The bottom edge has a USB port, Micro USB port, headphone and mic jacks, and a power jack. That power jack will accept the tablet's regular AC adapter, but also other sorts of power sources, including a hand crank. As you will see in the video, I got a chance to test out the crank, and it does indeed start charging the tablet, though you have to crank hard and fast.

So, what's going on with the tablet's cover? OLPC will have two versions of the lid. The first is just a basic rubber cover. The second has a four-watt solar panel inside it and a battery. The unit I saw wasn't working, but if it did you would be able to leave it out in the sun, charge up the battery, and then attach it to the back of the tablet. Again, I wasn't able to see this in action, but the four screws along the side of the tablet will apparently support inductive charging.

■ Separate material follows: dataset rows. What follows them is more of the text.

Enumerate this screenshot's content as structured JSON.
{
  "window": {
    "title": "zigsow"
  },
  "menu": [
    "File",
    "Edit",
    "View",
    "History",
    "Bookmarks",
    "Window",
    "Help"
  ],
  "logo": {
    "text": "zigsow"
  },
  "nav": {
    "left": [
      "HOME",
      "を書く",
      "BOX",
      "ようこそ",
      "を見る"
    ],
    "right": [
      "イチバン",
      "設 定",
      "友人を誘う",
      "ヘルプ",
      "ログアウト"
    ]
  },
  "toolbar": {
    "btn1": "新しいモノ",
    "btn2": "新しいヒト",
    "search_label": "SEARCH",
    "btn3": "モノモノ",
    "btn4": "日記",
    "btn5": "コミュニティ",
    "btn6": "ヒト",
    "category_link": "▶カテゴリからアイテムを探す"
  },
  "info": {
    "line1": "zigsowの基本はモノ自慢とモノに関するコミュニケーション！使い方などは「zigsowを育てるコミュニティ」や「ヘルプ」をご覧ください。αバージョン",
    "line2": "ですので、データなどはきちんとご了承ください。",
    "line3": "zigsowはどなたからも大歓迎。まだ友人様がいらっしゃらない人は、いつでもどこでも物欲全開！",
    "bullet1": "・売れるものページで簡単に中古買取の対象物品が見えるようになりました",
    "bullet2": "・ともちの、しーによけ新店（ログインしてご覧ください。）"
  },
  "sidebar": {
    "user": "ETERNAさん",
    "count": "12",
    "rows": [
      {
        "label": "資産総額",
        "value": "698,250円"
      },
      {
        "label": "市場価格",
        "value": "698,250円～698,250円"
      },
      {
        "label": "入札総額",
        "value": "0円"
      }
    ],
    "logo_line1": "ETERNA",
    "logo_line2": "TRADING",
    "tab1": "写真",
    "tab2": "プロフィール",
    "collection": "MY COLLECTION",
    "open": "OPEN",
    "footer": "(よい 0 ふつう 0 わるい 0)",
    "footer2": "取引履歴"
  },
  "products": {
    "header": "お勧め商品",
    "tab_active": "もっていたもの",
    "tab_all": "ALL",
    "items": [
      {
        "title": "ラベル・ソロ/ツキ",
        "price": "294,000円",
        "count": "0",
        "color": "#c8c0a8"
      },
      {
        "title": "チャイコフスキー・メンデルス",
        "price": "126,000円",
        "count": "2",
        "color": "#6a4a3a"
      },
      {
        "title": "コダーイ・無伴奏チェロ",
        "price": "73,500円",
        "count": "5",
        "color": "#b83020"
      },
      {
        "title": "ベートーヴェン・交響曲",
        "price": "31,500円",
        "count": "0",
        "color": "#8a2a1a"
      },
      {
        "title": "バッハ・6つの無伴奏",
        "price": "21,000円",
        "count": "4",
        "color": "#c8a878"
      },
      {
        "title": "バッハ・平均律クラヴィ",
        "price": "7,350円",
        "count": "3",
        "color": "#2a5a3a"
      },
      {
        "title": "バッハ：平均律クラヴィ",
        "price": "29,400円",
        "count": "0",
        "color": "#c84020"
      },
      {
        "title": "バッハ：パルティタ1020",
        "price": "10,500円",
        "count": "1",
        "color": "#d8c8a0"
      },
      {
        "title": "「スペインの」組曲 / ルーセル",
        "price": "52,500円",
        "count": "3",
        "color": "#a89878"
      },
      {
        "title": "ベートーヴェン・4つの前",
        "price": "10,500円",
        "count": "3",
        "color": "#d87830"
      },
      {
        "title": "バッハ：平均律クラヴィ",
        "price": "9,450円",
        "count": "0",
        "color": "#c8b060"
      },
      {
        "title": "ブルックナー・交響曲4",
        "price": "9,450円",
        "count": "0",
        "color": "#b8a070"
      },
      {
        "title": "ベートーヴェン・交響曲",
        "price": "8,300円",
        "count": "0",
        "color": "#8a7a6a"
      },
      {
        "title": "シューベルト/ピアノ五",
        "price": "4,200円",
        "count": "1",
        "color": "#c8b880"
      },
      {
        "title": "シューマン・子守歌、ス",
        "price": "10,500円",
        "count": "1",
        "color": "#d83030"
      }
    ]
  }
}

It sounds incredibly awesome and well-thought-out, but we'll see how much progress OLPC can make on that.

OLPC XO 3.0 hands-on pictures



OLPC will offer two display options: a regular 8-inch 1024 x 768 LCD and then an 8-inch PixelQi, outdoor readable version. OLPC only brought the LCD version to the show, and while it's no IPS panel, I thought the display was decently bright. The touchscreen was responsive, but the slow software clearly holds it back.

Software and performance

There will be an Android version of the tablet, but I got a look at the Linux version with OLPC's Sugar operating systems. There are two problems I see so far with the software. Firstly, it's slow. While the tablet does have only a Marvell Armada PXA618, 512MB of RAM, and 4GB of internal storage, I think it has more to do with the actual software not being ready. The delay between tapping the browser icon and it opening was noticeable. The second problem is that the software doesn't seem to be optimized for touch. When I tried to scroll in the Wikipedia program, it highlighted text; I had to select the scroll bar to get to the bottom of the page. OLPC says it is working on this and that it does work in some applications. Speaking of applications, many of the apps for this tablet are built by countries that buy the tablets or laptops, so while there are native browser, camera, word processing programs, the others have to come from the open source community.


It's always hard to look at OLPC's products and make a snap judgement. They aren't meant for me, they're not even meant for my unborn children (I don't have any and I'm not pregnant). Still, what I'd say right now is that the hardware is as innovative as ever, and if they can really pull off the $100 price point, it will be the most well-built tablet under $200. However, OLPC has a ways to go on speeding up and optimizing the software. Or maybe, its decision to support Android will be more popular than it thinks.